PROJECTPUBLICATIONSSWARM-BOTSprivate area
HARDWARESIMULATIONSCONTROL

Control





The Scenario

The Scenario
The scenario
It is a search and retrieve task which gives an example of the possible activities a swarm-bot could carry out. Moreover, this scenario shows how the s-bots can rely on self-organisation and self-assembly to achieve a given task.
  • The scenario solved by 12 real s-bots




  • Basic Behavioral Capabilities

    preview of co-ordinated motion
    Co-ordinated motion
    This concerns the design of control policies for the development of all the behavioural skills required either (i) by a single s-bot to co-ordinate its motion with respect to the movement of other s-bots located nearby (e.g., an aggregation of s-bots which negotiate a common direction of movement); or (ii) by a swarm-bot in order to achieve particular results without incurring into undesired circumstances (e.g., reaching a certain target area without crashing into obstacles, or falling into troughs, etc.).

    preview of co-ordinated motion
    Hole/obstacle avoidance
    This task has been designed for studying all-terrain collective navigation strategies. It can be considered an instance of the broader family of all-terrain navigation tasks, which generally tackle the problem of navigating in complex environments presenting obstacles, rough terrains, holes, gaps or narrow passages. Compared to other problems in the all-terrain navigation family, the hole/obstacle avoidance task represents a relatively simple instance, but it is still very interesting for the study of collective navigation behaviours for a swarm-bot.

    preview of passing over a hole
    Passing over a hole
    One of the main features a swarm-bot can exhibit is the ability to assemble in physical structures that can solve problems a single individual cannot cope with. One example of such a problem is passing over a trough that would block the navigation of a single robot. In similar situations, physical connections serve as support for those s-bots that are suspended over the gap, so that the swarm-bot as a whole can continue moving.
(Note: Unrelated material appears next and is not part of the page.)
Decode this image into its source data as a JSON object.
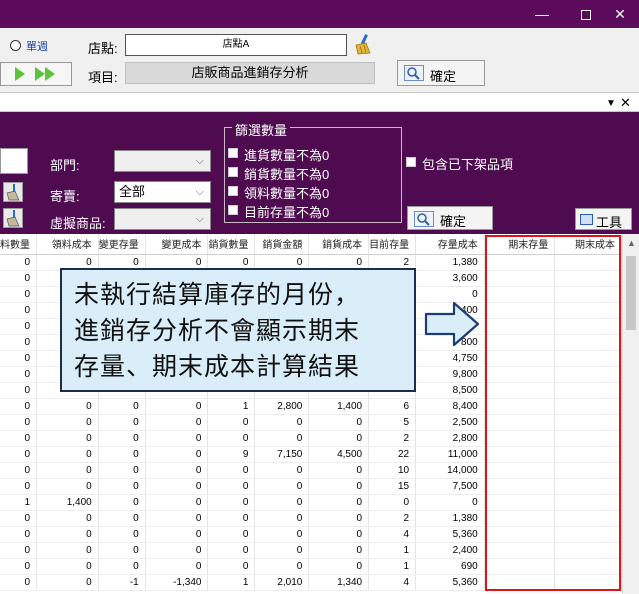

    preview of moving on rough terrain
    Moving on rough terrain
    All-terrain navigation requires the ability to cope with a generic rough terrain, comprising slopes and obstacles that have to be climbed. The swarm-bot has been designed intentionally for this purpose, as it presents mechanical features that allow a single individual to cope with moderately rough terrains. In this section, we show how cooperation among individual s-bots is beneficial for rough terrain navigation, whenever the individual abilities are too constraining.

    aggregation
    Aggregation
    It concerns the design of control policies for the development of all the behavioural skills required by single s-bots to get close and eventually to physically connect to each other or to an already formed swarm-bot (i.e., s-bots physically connected) by means of a gripper.


    pass
    Self-assembly
    This section addresses the problem of synthesizing controllers for groups of s-bots capable of adaptively connecting to each other, forming an assembled structure---referred to as swarm-bot and/or to an object (called the prey). In particular, we focus on controlling a group of s-bots in a fully autonomous way in order to locate, approach and connect to another sbot or the prey.

    pass
    Functional Self-assembly
    This section addresses the problem of synthesizing controllers for groups of s-bots capable of adaptively connecting to each other, forming an assembled structure---referred to as swarm-bot and/or to an object (called the prey). In particular, we focus on functional self-assembling, that is, the self-organized creation of a physically connected structure, which should be functional to the accomplishment of a particular task, by designing controllers for s-bots capable of forming a swarm-bot any time environmental contingencies prevent the single s-bot to achieve its goal.

    preview of aggregation

    Adaptive division of labour
    A swarm of robots can generally perform several different tasks concurrently. The performance of the final results depends on the number of robots that are participating in each task. If they are too few, they could not succeed. If they are too many, they could interfere with each other. This section illustrates our studies about self-organised solutions for the division of labour in a swarm-bot.



    Finding Object / Goal

    preview of finding object / goal - real

    Finding object/goal
    This concerns the design of control policies for the development of all the behavioural skills required by the s-bots in order to establish a path that links a starting area to a target area by exploiting the s-bots as beacons.

    Cooperative Transport

    preview of cooperative transport - real
    Cooperative transport
    This concerns the design of control policies for the development of all the behavioural skills required by a group of s-bots in order to approach an object and to cooperativelly transport it towards a target location (e.g., the nest).



    Swarm-bots project started
    on October 1,2001
    The project terminated
    on March 31, 2005.
    Last modified:
    Sat, 21 Aug 2010 12:46:15 -0500
    web administrator:
    swarm-bots@iridia.ulb.ac.be